# [ACTION ITEM]
Among the entries that follow, count the lines with the word "City" and report the number by itself.

(Interface dataset entries)
━━━━━━
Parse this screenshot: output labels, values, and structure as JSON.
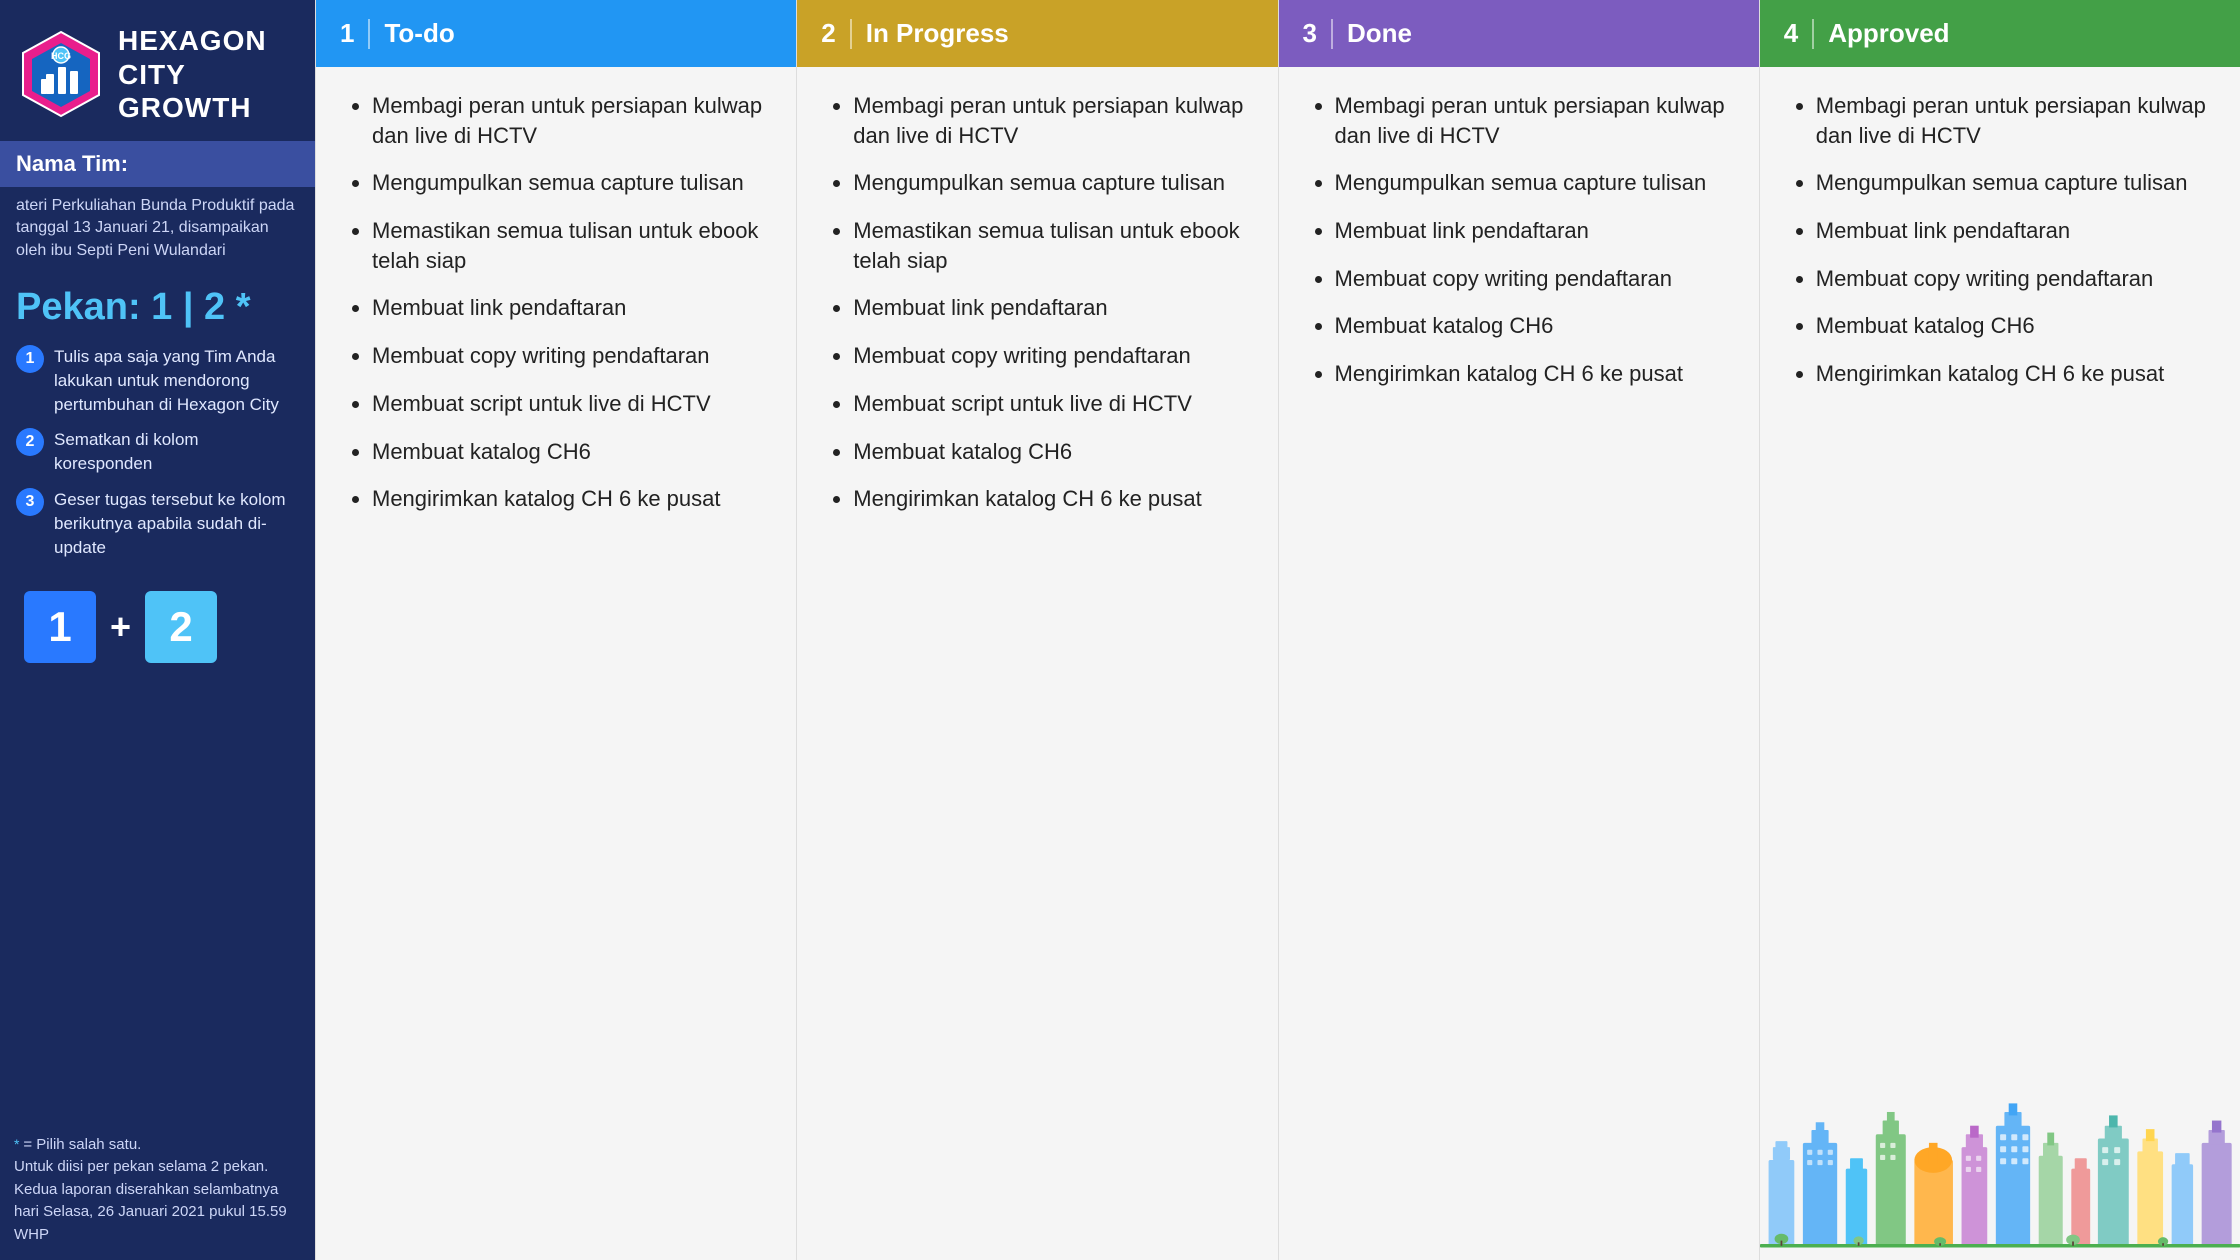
{
  "sidebar": {
    "title": "Hexagon City\nGrowth",
    "nama_tim_label": "Nama Tim:",
    "info_text": "ateri Perkuliahan Bunda Produktif pada tanggal 13 Januari\n21, disampaikan oleh ibu Septi Peni Wulandari",
    "pekan_label": "Pekan: 1 | 2",
    "pekan_asterisk": "*",
    "instructions": [
      {
        "number": "1",
        "text": "Tulis apa saja yang Tim Anda lakukan untuk mendorong pertumbuhan di Hexagon City"
      },
      {
        "number": "2",
        "text": "Sematkan di kolom koresponden"
      },
      {
        "number": "3",
        "text": "Geser tugas tersebut ke kolom berikutnya apabila sudah di-update"
      }
    ],
    "pekan_boxes": [
      "1",
      "2"
    ],
    "footnote_asterisk": "*",
    "footnote_line1": "= Pilih salah satu.",
    "footnote_line2": "Untuk diisi per pekan selama 2 pekan.",
    "footnote_line3": "Kedua laporan diserahkan selambatnya hari Selasa, 26 Januari 2021 pukul 15.59 WHP"
  },
  "columns": [
    {
      "id": "todo",
      "number": "1",
      "title": "To-do",
      "color": "#2196f3",
      "tasks": [
        "Membagi peran untuk persiapan kulwap dan live di HCTV",
        "Mengumpulkan semua capture tulisan",
        "Memastikan semua tulisan untuk ebook telah siap",
        "Membuat link pendaftaran",
        "Membuat copy writing pendaftaran",
        "Membuat script untuk live di HCTV",
        "Membuat katalog CH6",
        "Mengirimkan katalog CH 6 ke pusat"
      ]
    },
    {
      "id": "inprogress",
      "number": "2",
      "title": "In Progress",
      "color": "#c9a227",
      "tasks": [
        "Membagi peran untuk persiapan kulwap dan live di HCTV",
        "Mengumpulkan semua capture tulisan",
        "Memastikan semua tulisan untuk ebook telah siap",
        "Membuat link pendaftaran",
        "Membuat copy writing pendaftaran",
        "Membuat script untuk live di HCTV",
        "Membuat katalog CH6",
        "Mengirimkan katalog CH 6 ke pusat"
      ]
    },
    {
      "id": "done",
      "number": "3",
      "title": "Done",
      "color": "#7c5cbf",
      "tasks": [
        "Membagi peran untuk persiapan kulwap dan live di HCTV",
        "Mengumpulkan semua capture tulisan",
        "Membuat link pendaftaran",
        "Membuat copy writing pendaftaran",
        "Membuat katalog CH6",
        "Mengirimkan katalog CH 6 ke pusat"
      ]
    },
    {
      "id": "approved",
      "number": "4",
      "title": "Approved",
      "color": "#43a047",
      "tasks": [
        "Membagi peran untuk persiapan kulwap dan live di HCTV",
        "Mengumpulkan semua capture tulisan",
        "Membuat link pendaftaran",
        "Membuat copy writing pendaftaran",
        "Membuat katalog CH6",
        "Mengirimkan katalog CH 6 ke pusat"
      ]
    }
  ]
}
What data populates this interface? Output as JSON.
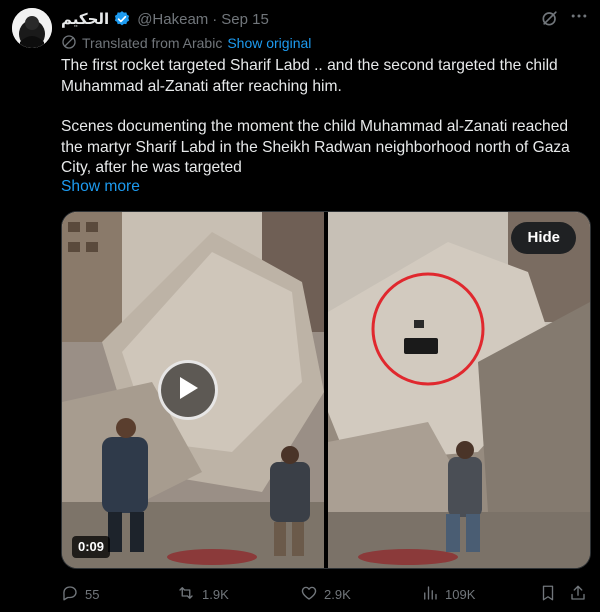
{
  "post": {
    "author_name": "الحكيم",
    "author_handle": "@Hakeam",
    "separator": "·",
    "date": "Sep 15",
    "translated_label": "Translated from Arabic",
    "show_original": "Show original",
    "paragraph_1": "The first rocket targeted Sharif Labd .. and the second targeted the child Muhammad al-Zanati after reaching him.",
    "paragraph_2": "Scenes documenting the moment the child Muhammad al-Zanati reached the martyr Sharif Labd in the Sheikh Radwan neighborhood north of Gaza City, after he was targeted",
    "show_more": "Show more"
  },
  "media": {
    "video_duration": "0:09",
    "hide_label": "Hide",
    "marker_color": "#e0282e"
  },
  "actions": {
    "replies": "55",
    "reposts": "1.9K",
    "likes": "2.9K",
    "views": "109K"
  },
  "colors": {
    "background": "#000000",
    "text": "#e7e9ea",
    "muted": "#71767b",
    "accent": "#1d9bf0"
  },
  "icons": [
    "verified-badge-icon",
    "grok-icon",
    "more-icon",
    "translate-icon",
    "play-icon",
    "reply-icon",
    "repost-icon",
    "like-icon",
    "views-icon",
    "bookmark-icon",
    "share-icon"
  ]
}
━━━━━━
# [SOLUTION]
3